An international champion for justice who has devoted his life and career to public service, access to justice and advancing the rule of law, Neukom is a former president of the ABA and the founder and chief executive officer of the World Justice Project, an organization devoted to promoting the rule of law throughout the world. He was also the lead lawyer for Microsoft Corporation for nearly 25 years and is a retired partner in the Seattle office of the international law firm K&L Gates.
“I am beholden to the American Bar Association for the opportunities it has presented to me to be a better lawyer and I think a better person, and the heroes it has brought into my work and to my life,” Neukom said during his remarks.

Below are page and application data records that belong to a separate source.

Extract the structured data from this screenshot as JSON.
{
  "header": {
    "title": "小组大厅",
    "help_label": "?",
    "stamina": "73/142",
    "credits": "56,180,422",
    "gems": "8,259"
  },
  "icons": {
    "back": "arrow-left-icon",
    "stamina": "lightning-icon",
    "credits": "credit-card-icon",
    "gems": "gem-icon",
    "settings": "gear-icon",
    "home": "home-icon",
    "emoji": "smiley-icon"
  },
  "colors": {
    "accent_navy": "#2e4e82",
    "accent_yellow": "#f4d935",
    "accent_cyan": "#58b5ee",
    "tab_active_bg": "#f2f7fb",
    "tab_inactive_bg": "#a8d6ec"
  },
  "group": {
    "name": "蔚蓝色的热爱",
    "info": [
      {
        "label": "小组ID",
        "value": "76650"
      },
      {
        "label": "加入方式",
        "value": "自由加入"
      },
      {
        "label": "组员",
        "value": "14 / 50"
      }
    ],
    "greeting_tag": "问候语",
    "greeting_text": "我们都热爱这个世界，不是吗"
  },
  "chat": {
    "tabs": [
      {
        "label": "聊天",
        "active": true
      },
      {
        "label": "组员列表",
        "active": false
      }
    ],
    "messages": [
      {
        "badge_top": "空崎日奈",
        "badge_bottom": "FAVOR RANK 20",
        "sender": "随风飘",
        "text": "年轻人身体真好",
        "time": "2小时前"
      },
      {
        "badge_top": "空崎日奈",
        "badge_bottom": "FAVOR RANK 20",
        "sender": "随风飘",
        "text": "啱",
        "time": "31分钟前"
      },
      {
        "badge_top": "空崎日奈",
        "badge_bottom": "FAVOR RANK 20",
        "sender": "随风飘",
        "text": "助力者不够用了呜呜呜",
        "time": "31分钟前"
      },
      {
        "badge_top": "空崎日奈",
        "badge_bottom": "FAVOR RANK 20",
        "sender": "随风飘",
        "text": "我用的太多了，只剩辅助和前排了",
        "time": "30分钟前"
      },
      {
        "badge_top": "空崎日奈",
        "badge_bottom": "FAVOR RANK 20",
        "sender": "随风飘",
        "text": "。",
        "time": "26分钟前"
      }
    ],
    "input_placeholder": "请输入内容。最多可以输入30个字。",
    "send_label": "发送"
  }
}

Neukom likened the ABA to a big tent with round tables that welcomes a melting pot of talent – Big Law lawyers, solo law practitioners, scholars, prosecutors, defense counsel, young and experienced lawyers and foreign and domestic lawyers. He also called the association a “quasi-public trust” that plays an essential part in the advancement of the rule of law around the globe as well as a “spotlight that illuminates areas of needs and opportunities, a beacon standing for certain values and disciplines and broadcasting them.”
He recounted the four goals of the ABA: serve members, improve the profession and justice system, eliminate bias in the justice system and the profession, and advance the rule of law. He called for the association to double down on its efforts, especially in bringing the rule of law to more communities worldwide. “The rule of law is the very foundation of communities, of justice, opportunity and peace.”
Neukom also emphasized the elimination of bias as a priority – not just in the profession but in the community at large. “Certainly, there’s no more important matter to be working on right now than the elimination of bias in light of what we’ve been learning about the cruelties of racism that unfortunately has been a part of this country for more than four centuries.”
While the ABA is the voice of the legal profession, Neukom said, the association “should be viewed as a venerable institution. As a venerable institution, there are times it should behave in an impatient fashion. This is a time to be an impatient, venerable institution.”